Zamaaan offers a glimpse into a people’s history of the Middle East via crowd-sourced family photos. Read more »

Assadomasochism

by Steven A. Cook Tuesday, September 9, 2014
Syria's President Bashar al-Assad heads a meeting of his new cabinet in Damascus August 31, 2014 (Sana Sana/Courtesy Reuters). Syria's President Bashar al-Assad heads a meeting of his new cabinet in Damascus August 31, 2014 (Sana Sana/Courtesy Reuters).

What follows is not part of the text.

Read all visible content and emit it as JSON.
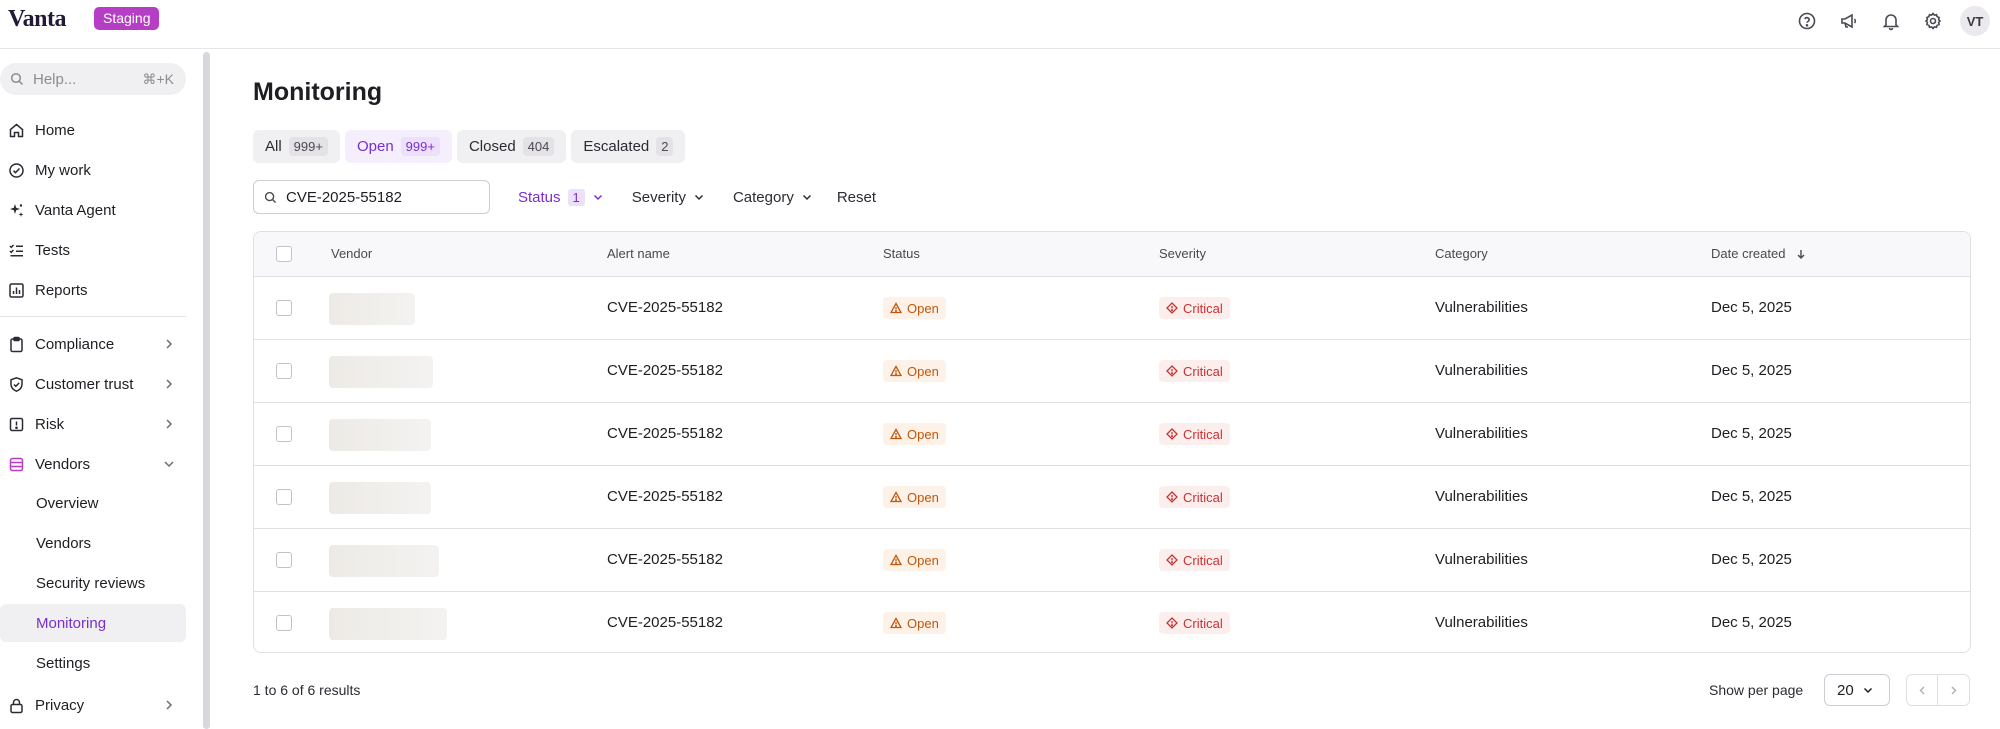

There is now no question that the United States is about to get a lot more involved in Iraq (and perhaps Syria) than President Obama had ever intended.  So far, the administration has made it clear that the goal is to defeat ISIS, but it has been more difficult determining how to make that happen. The administration has not publicly offered much in the way of what its strategy is other than to say that a broad international coalition is necessary to crush ISIS.  Here is a question: Will Syria be part of that coalition? That sounds crazy after Bashar al Assad has killed 190,000 of his own people and made three million of them refugees.  Hasn’t virtually everyone inside the Beltway declared that “Assad must go”? Still, the issue lingers.  There has been some speculation that the United States is coordinating with Bashar al Assad via the Emiratis and last winter there were mysterious reports of Western intelligence officers reaching out to Damascus.  Who knows what to make of these stories, yet it is clear that serious, but cold-hearted people both within the United States government and outside of it have advanced the idea of working with Assad “because the alternative [i.e. ISIS] is worse.” This is a losing proposition and among the worst policy recommendations to surface since Syria’s descent into bloodshed began three summers ago. Read more »